START GIVEN RECORDS

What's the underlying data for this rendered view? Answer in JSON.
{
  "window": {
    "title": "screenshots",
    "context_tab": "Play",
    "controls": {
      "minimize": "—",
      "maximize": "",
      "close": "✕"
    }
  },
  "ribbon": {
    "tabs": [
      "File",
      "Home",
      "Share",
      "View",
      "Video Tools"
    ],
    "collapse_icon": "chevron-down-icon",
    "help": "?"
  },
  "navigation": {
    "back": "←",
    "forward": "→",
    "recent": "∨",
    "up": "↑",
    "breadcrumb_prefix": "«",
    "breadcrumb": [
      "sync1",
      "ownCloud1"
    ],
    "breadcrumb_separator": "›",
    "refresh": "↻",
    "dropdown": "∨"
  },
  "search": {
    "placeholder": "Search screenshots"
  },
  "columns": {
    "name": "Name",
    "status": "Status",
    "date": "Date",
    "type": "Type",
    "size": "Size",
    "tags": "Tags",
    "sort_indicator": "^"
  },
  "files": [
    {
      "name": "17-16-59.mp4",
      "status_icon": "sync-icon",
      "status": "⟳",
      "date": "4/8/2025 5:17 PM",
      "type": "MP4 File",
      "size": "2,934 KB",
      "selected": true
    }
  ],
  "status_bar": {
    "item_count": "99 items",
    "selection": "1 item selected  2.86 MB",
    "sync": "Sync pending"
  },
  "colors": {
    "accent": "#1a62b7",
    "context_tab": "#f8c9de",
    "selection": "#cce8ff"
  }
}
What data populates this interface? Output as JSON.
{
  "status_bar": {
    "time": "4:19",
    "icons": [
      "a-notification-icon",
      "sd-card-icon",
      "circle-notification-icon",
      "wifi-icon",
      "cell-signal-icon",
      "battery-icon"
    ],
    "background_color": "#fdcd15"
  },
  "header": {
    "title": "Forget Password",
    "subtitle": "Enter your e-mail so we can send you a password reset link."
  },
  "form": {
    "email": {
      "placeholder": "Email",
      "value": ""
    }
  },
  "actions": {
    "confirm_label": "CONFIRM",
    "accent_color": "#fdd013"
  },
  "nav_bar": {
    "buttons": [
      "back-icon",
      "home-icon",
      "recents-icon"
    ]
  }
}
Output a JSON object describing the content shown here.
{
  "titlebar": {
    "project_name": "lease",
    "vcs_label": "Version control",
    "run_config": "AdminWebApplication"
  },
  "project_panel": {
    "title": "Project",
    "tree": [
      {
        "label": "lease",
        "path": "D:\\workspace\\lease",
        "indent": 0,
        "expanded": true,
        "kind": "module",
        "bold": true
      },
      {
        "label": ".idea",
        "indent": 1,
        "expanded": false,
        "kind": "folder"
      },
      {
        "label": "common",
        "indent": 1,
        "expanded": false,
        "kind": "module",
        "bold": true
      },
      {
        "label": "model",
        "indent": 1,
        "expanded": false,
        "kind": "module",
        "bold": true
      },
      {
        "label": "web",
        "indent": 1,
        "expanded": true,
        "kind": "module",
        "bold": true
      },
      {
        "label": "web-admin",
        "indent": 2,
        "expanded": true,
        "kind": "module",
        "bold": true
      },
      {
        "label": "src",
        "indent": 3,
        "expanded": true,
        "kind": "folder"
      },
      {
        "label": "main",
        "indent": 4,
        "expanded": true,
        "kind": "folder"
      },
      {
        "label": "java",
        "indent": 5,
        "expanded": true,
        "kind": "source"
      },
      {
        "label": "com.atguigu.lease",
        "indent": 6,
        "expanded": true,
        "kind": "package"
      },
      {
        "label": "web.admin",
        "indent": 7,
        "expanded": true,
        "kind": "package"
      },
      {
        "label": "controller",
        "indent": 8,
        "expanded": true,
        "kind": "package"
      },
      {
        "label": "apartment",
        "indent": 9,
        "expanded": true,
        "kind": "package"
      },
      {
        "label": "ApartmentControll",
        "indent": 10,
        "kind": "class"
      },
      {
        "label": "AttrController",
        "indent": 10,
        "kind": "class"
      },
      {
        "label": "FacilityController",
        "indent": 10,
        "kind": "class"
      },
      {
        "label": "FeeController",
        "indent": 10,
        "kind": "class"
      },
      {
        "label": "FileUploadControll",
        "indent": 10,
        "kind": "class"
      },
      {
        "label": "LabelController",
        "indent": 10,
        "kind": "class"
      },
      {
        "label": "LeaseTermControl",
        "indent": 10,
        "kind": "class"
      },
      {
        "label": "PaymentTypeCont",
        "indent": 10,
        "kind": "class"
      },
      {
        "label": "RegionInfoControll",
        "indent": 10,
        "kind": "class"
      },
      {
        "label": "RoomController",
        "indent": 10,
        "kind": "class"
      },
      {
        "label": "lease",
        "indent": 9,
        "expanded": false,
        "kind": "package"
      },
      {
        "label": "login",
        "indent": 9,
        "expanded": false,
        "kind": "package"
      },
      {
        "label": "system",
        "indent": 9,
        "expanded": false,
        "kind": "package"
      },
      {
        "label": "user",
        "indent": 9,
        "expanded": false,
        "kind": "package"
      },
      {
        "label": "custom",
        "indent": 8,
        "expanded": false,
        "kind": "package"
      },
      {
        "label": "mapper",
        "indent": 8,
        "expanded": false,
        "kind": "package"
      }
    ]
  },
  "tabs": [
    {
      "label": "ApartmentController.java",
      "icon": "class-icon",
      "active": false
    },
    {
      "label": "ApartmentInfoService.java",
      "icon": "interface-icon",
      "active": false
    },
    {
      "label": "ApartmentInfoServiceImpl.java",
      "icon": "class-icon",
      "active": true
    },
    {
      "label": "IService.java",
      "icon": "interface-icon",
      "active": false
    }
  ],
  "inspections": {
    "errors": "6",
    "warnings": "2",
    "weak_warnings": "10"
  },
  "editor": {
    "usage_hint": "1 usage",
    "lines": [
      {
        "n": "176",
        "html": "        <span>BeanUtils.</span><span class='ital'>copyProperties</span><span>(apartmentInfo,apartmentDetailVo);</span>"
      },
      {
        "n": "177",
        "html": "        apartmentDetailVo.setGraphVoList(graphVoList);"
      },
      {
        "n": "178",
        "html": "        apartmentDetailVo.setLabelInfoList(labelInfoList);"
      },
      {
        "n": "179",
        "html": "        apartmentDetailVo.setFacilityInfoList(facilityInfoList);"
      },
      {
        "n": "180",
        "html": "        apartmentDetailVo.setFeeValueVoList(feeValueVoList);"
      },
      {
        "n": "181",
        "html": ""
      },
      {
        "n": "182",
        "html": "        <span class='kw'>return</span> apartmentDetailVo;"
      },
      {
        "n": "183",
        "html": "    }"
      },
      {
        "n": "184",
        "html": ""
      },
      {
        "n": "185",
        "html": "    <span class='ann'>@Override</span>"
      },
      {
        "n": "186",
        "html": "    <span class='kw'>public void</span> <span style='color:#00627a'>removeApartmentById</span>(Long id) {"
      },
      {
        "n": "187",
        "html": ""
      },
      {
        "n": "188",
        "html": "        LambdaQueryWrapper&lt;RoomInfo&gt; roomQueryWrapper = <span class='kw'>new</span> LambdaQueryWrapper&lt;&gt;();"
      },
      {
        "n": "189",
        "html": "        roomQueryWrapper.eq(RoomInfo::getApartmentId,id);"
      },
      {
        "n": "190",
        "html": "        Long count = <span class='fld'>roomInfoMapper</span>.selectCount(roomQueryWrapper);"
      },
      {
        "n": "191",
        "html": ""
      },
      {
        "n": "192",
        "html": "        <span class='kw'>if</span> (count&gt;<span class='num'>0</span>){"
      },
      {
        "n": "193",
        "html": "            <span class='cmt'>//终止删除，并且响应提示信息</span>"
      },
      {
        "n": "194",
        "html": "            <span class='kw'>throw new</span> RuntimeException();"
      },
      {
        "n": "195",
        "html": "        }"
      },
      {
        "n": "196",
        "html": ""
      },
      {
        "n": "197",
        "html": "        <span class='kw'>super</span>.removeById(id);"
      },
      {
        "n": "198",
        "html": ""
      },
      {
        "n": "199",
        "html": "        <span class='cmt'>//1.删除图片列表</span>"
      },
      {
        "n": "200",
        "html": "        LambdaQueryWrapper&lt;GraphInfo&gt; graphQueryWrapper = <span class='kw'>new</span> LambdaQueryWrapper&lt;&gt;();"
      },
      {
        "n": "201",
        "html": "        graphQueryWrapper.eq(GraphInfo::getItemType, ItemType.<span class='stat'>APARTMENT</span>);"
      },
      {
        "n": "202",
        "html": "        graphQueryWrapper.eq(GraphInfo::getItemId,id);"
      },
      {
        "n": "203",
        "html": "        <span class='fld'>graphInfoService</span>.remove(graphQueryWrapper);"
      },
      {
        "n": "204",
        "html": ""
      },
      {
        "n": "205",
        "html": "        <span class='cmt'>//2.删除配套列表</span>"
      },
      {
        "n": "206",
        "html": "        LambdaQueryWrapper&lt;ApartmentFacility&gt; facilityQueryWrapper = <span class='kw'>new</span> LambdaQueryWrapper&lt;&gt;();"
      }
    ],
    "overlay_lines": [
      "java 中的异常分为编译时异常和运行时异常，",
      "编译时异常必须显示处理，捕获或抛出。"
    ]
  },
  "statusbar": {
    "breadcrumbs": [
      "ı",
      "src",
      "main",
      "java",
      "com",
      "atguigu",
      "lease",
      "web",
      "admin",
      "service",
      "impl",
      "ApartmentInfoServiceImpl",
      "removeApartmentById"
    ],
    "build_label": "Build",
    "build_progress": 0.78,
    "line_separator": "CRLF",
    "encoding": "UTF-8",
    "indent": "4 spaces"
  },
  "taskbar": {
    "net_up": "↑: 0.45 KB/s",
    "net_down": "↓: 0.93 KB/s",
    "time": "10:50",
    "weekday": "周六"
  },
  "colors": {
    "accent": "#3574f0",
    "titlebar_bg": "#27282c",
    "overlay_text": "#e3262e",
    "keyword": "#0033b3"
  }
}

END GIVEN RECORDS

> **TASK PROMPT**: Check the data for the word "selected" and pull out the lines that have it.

> **RESULT OF THIS EXERCISE**:
      "selected": true
    "selection": "1 item selected  2.86 MB",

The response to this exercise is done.